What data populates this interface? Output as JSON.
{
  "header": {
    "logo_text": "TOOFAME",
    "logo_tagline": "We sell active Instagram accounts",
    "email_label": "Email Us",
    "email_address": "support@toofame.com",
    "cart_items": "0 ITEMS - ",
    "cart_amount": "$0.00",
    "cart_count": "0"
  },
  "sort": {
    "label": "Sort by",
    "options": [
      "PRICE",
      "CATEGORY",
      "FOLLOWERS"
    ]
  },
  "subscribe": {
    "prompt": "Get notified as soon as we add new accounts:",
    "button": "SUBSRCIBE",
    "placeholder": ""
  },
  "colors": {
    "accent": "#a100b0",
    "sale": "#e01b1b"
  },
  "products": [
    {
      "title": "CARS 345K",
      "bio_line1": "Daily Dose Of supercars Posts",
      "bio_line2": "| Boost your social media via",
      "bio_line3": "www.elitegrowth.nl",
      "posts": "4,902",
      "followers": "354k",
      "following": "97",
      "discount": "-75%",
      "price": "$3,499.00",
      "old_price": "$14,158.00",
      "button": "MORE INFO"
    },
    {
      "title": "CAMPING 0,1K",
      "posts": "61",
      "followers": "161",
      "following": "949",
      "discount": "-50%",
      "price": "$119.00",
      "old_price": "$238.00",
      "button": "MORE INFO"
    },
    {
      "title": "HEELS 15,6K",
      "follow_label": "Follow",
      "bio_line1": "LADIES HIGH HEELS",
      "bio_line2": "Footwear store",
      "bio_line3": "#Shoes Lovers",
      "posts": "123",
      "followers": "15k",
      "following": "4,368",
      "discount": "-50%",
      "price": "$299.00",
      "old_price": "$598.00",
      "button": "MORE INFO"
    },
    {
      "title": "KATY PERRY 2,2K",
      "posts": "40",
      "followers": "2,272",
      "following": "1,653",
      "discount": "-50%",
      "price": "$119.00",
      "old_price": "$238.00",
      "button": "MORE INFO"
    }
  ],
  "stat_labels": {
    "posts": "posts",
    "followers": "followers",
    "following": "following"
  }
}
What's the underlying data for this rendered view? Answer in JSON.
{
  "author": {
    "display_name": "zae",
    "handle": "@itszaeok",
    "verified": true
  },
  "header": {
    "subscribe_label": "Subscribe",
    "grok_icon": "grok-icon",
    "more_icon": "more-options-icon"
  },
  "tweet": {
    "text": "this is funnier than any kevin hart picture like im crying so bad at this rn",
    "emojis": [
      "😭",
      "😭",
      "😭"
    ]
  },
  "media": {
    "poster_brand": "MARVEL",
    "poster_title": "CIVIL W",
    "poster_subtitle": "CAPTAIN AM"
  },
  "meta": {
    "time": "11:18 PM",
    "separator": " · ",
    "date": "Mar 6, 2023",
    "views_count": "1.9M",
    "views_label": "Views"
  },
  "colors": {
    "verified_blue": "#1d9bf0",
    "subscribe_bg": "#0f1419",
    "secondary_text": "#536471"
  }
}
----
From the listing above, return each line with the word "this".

Result of the exercise ::
What data populates this interface? Output as JSON.
What's the underlying data for this rendered view? Answer in JSON.
    "text": "this is funnier than any kevin hart picture like im crying so bad at this rn",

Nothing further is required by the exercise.